(Dataset items)
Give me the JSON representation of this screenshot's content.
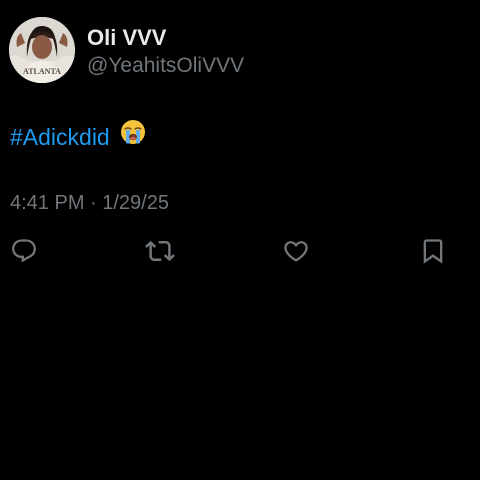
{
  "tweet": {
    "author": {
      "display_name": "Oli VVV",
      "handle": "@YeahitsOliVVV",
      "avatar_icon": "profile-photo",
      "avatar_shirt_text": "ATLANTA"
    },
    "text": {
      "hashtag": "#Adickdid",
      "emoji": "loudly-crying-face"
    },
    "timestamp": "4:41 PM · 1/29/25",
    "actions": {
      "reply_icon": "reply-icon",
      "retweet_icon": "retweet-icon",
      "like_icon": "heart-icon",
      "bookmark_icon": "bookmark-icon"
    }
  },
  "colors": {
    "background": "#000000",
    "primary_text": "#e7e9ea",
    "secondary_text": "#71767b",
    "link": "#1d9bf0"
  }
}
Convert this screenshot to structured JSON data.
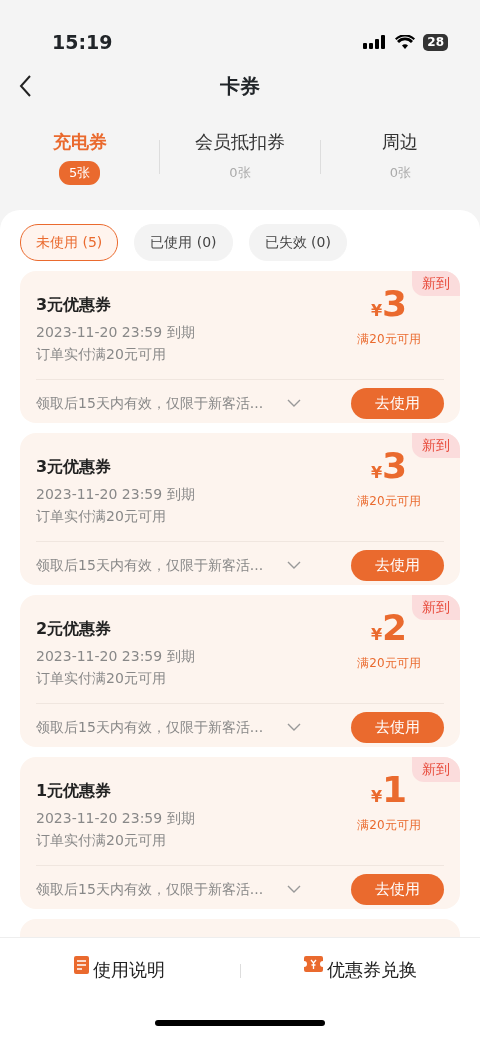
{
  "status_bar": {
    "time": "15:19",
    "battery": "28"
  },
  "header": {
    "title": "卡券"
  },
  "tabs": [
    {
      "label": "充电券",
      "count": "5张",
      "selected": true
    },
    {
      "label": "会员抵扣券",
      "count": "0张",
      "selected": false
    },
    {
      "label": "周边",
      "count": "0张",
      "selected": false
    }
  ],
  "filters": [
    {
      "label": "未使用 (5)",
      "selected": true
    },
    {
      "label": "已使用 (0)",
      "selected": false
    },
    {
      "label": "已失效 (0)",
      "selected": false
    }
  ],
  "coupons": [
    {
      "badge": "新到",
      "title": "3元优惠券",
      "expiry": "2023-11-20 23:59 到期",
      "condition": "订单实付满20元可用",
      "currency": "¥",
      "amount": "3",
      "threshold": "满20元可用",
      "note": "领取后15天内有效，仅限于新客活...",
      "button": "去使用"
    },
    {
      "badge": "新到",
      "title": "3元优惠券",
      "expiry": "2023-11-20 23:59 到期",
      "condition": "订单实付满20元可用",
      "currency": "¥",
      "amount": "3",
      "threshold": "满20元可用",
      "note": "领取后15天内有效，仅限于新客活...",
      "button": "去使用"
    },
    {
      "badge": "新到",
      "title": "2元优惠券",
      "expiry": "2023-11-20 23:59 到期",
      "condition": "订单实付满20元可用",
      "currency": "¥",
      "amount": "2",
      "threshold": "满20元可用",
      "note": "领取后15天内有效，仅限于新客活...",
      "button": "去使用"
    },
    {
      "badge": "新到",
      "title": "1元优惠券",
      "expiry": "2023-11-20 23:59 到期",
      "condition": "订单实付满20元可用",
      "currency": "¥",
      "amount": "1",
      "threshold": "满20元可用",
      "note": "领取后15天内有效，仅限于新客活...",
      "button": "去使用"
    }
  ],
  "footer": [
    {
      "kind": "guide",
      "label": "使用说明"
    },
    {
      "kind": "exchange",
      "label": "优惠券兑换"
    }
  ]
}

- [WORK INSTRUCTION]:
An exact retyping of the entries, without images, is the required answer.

- [WRITTEN REPLY]:
Give me the JSON representation of this screenshot's content.
{
  "tweet": {
    "author": {
      "display_name": "Oli VVV",
      "handle": "@YeahitsOliVVV",
      "avatar_icon": "profile-photo",
      "avatar_shirt_text": "ATLANTA"
    },
    "text": {
      "hashtag": "#Adickdid",
      "emoji": "loudly-crying-face"
    },
    "timestamp": "4:41 PM · 1/29/25",
    "actions": {
      "reply_icon": "reply-icon",
      "retweet_icon": "retweet-icon",
      "like_icon": "heart-icon",
      "bookmark_icon": "bookmark-icon"
    }
  },
  "colors": {
    "background": "#000000",
    "primary_text": "#e7e9ea",
    "secondary_text": "#71767b",
    "link": "#1d9bf0"
  }
}
Convert this screenshot to structured JSON data.
{
  "status_bar": {
    "time": "15:19",
    "battery": "28"
  },
  "header": {
    "title": "卡券"
  },
  "tabs": [
    {
      "label": "充电券",
      "count": "5张",
      "selected": true
    },
    {
      "label": "会员抵扣券",
      "count": "0张",
      "selected": false
    },
    {
      "label": "周边",
      "count": "0张",
      "selected": false
    }
  ],
  "filters": [
    {
      "label": "未使用 (5)",
      "selected": true
    },
    {
      "label": "已使用 (0)",
      "selected": false
    },
    {
      "label": "已失效 (0)",
      "selected": false
    }
  ],
  "coupons": [
    {
      "badge": "新到",
      "title": "3元优惠券",
      "expiry": "2023-11-20 23:59 到期",
      "condition": "订单实付满20元可用",
      "currency": "¥",
      "amount": "3",
      "threshold": "满20元可用",
      "note": "领取后15天内有效，仅限于新客活...",
      "button": "去使用"
    },
    {
      "badge": "新到",
      "title": "3元优惠券",
      "expiry": "2023-11-20 23:59 到期",
      "condition": "订单实付满20元可用",
      "currency": "¥",
      "amount": "3",
      "threshold": "满20元可用",
      "note": "领取后15天内有效，仅限于新客活...",
      "button": "去使用"
    },
    {
      "badge": "新到",
      "title": "2元优惠券",
      "expiry": "2023-11-20 23:59 到期",
      "condition": "订单实付满20元可用",
      "currency": "¥",
      "amount": "2",
      "threshold": "满20元可用",
      "note": "领取后15天内有效，仅限于新客活...",
      "button": "去使用"
    },
    {
      "badge": "新到",
      "title": "1元优惠券",
      "expiry": "2023-11-20 23:59 到期",
      "condition": "订单实付满20元可用",
      "currency": "¥",
      "amount": "1",
      "threshold": "满20元可用",
      "note": "领取后15天内有效，仅限于新客活...",
      "button": "去使用"
    }
  ],
  "footer": [
    {
      "kind": "guide",
      "label": "使用说明"
    },
    {
      "kind": "exchange",
      "label": "优惠券兑换"
    }
  ]
}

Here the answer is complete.